After the meeting complete, all the ideas collected are evaluated by the same group or another group.
Comparing analogies is another way of generating many creative ideas. In this exercise, an analogy is selected and then the present problem is compared to the analogy to get creative solutions.
For example the problem is finding the way in a fog. The analogy could be trying to locate some thing in the house or solving a crossword puzzle.
The analogy selected need not exactly fit the situation. Some times analogy that does not fit may provide more ideas. The analogy is just a tool to provoke more ideas. Once the analogy is selected, a detailed comparison and discussion is made in order to get creative ideas.
This exercise can be done even individually with the same effectiveness.
It should be noted that analogies are used just as a tool to derive more ideas and to change the regular patterns of thinking, which is required for creative thinking. We are not proving anything with analogies.
Design and the Why technique
This is a good formal practice for the practice of lateral and creative thinking. A design project can be taken to improve the design of something or to innovate completely new.
For example, some typical design projects can be to design a alcohol detecting alarm in a car or to design a common chair.
The purpose is to provide as many alternative designs. No criticism is allowed during this exercise even if there are any mistakes or flaws in the design.

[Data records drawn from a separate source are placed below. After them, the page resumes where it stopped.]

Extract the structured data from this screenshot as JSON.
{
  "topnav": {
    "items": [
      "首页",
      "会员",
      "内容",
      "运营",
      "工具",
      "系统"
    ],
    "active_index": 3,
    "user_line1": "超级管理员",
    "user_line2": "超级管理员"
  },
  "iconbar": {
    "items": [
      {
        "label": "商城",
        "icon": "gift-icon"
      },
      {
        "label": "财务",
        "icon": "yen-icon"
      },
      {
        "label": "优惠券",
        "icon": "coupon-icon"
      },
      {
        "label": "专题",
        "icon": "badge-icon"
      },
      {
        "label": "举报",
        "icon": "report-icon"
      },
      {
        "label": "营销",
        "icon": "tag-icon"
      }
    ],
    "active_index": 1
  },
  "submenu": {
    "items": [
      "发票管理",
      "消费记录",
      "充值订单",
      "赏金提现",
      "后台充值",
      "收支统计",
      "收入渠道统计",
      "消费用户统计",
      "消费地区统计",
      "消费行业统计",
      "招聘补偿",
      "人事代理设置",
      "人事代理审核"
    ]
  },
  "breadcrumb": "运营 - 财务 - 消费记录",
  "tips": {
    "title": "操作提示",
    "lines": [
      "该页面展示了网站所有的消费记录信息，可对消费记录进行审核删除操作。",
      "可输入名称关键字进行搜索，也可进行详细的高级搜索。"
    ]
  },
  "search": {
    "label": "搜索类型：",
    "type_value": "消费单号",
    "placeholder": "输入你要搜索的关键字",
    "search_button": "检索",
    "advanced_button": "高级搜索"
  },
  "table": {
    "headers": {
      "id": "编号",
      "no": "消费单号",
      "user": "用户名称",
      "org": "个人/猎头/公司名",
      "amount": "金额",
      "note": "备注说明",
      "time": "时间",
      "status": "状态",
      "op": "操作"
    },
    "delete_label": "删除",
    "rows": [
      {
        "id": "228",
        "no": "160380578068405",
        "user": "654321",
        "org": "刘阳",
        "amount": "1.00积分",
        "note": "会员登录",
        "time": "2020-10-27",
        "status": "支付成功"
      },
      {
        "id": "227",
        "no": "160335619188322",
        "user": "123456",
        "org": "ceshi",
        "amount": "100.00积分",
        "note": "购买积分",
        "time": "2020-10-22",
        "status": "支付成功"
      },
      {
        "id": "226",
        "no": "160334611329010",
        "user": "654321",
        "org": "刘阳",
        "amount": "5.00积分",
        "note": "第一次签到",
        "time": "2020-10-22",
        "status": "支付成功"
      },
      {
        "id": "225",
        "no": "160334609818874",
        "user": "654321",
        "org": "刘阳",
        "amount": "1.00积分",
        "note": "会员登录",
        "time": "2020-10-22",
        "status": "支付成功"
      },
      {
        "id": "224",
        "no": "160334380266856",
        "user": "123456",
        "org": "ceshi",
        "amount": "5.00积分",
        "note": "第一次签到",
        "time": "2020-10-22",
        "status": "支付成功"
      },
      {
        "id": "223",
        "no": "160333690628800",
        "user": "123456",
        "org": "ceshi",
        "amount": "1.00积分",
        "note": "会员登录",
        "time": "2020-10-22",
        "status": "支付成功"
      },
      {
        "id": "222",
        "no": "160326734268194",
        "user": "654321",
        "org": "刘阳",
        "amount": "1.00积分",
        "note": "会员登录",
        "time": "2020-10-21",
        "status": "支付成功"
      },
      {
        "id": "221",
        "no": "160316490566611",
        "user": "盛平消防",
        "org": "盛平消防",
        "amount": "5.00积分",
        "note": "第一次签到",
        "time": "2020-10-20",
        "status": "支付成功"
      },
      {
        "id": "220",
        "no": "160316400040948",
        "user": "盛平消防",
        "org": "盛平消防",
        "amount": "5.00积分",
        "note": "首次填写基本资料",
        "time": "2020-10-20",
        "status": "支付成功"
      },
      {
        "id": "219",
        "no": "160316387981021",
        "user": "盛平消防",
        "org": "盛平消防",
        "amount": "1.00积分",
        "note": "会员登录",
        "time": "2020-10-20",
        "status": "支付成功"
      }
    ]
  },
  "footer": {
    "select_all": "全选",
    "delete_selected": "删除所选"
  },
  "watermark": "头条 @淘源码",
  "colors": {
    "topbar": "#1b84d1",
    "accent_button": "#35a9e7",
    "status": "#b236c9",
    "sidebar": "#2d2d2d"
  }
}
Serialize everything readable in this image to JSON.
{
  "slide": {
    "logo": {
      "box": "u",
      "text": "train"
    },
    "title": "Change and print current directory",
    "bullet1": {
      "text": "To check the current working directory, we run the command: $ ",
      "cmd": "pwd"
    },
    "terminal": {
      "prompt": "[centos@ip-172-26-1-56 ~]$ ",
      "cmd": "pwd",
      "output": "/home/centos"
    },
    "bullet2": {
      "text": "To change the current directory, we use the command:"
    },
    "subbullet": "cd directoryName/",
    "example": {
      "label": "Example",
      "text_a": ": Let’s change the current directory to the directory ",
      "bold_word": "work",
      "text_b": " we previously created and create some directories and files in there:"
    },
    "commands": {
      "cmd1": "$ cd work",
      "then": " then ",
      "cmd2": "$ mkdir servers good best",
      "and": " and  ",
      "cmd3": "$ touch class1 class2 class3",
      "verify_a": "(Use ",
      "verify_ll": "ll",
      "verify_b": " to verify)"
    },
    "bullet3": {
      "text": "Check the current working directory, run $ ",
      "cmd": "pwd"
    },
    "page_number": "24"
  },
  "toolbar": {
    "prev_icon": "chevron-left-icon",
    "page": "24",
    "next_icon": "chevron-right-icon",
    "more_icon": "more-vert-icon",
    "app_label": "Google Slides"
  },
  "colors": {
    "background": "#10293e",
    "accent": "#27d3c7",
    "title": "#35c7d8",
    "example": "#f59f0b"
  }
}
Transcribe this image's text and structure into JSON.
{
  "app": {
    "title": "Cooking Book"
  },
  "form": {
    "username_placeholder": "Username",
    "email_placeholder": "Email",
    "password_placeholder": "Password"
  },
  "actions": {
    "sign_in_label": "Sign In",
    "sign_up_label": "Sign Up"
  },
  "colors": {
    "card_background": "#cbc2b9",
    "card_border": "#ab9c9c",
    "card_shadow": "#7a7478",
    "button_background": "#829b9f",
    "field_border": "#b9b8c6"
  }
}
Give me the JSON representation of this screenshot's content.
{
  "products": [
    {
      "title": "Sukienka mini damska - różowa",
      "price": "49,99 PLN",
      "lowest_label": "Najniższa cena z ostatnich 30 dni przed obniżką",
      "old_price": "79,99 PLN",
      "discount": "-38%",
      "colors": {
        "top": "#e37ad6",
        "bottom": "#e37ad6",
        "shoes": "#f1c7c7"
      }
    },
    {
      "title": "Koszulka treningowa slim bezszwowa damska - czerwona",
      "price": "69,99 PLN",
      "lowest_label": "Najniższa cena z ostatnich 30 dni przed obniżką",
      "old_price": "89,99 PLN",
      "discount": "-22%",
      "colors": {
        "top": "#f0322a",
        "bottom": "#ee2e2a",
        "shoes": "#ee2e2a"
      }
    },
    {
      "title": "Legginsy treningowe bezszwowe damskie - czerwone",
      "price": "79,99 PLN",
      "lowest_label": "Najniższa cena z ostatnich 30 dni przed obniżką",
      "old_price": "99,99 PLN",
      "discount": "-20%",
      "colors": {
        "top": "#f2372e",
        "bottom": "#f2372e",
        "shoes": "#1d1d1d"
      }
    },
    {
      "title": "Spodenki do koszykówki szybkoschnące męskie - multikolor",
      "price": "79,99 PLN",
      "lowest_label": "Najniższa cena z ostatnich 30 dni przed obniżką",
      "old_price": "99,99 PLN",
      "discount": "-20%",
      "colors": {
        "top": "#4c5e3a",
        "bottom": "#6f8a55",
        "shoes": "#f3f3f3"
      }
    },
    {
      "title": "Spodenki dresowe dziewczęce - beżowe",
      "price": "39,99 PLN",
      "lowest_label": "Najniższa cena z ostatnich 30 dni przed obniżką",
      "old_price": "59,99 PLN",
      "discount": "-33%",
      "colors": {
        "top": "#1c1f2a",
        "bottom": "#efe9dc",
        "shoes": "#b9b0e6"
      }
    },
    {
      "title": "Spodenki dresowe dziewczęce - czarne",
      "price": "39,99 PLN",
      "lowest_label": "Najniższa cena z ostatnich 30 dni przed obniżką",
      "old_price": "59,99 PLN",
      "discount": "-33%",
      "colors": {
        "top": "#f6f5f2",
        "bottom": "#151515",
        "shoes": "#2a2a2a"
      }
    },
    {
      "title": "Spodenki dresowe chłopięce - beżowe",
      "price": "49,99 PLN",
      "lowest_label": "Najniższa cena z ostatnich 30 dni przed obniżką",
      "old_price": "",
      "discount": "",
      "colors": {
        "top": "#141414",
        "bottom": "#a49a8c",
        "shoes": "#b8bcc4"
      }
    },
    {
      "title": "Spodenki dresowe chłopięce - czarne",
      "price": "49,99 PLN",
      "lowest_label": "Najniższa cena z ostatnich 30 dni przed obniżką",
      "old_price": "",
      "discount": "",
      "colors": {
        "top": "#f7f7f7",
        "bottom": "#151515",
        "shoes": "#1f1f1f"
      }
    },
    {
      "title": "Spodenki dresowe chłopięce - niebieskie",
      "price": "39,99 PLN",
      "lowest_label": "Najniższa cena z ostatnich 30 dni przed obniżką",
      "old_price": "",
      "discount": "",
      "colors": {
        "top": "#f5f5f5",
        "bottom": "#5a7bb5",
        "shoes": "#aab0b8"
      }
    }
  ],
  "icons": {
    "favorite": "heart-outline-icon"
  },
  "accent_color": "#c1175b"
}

In order to get more alternatives, and to change the regular pattern of ideas, the 'why' technique is used in combination with design process. In why technique, a simple question of why is asked at every stage challenging the assumptions behind the design. For example:
- Why a chair should have four legs?
- Why a back support is needed in the chair?
- Why a chair needs legs?
In design exercise, the focus is on getting different ways of doing different things.
In reversal method, the problem is taken and the situation is reversed. This makes a new structure of the problem or a new pattern of the situation. For example, some one sitting on a chair can be modified as chair sitting on some one or some one standing on the chair. Some times a reversal can become a ridiculous suggestion but still provides a stimulating opportunity to get new ideas.
Once the problem is reversed, it is discussed in order to generate various creative ideas.
Normally we have many assumptions in our thinking, which escape scrutiny and we accept regular patterns of thinking as such. There is nothing wrong with this approach, and infact it is good to have assumptions so that we don't have to reinvent everything. However when it comes to creative thinking, we need to break regular patterns and get wide range of alternatives. So one of the techniques used is 'challenging assumptions'
The following story is commonly quoted story in this context.
A man worked in a tall building. Every day morning, he would take the lift on the ground floor, press the lift button to the tenth floor and walk up to 15th floor. Evening he takes lift in 15th floor and presses the ground button in the lifts and comes down. Why is he doing like that?
In this problem, the common assumption is the man is normal but his behaviour is abnormal.
For this problem the possible explanations are:
- He wanted an exercise
- He wanted to meet some one on the way up
- He wanted to show to the people that he works in the tenth floor which has more prestigious companies
- 15th floor has building kitchen and he does not want others to know that he is working in the kitchen
- He is a dwarf and he can reach only upto 10th floor button in the lift.
The whole purpose of this exercise is to question the assumptions and generate new patterns of thinking.
The above are some of the exercises from the book Lateral Thinking by ward de Bono. The author says that it is important to regularly do these exercises in order to develop and establish creative thinking as a habit.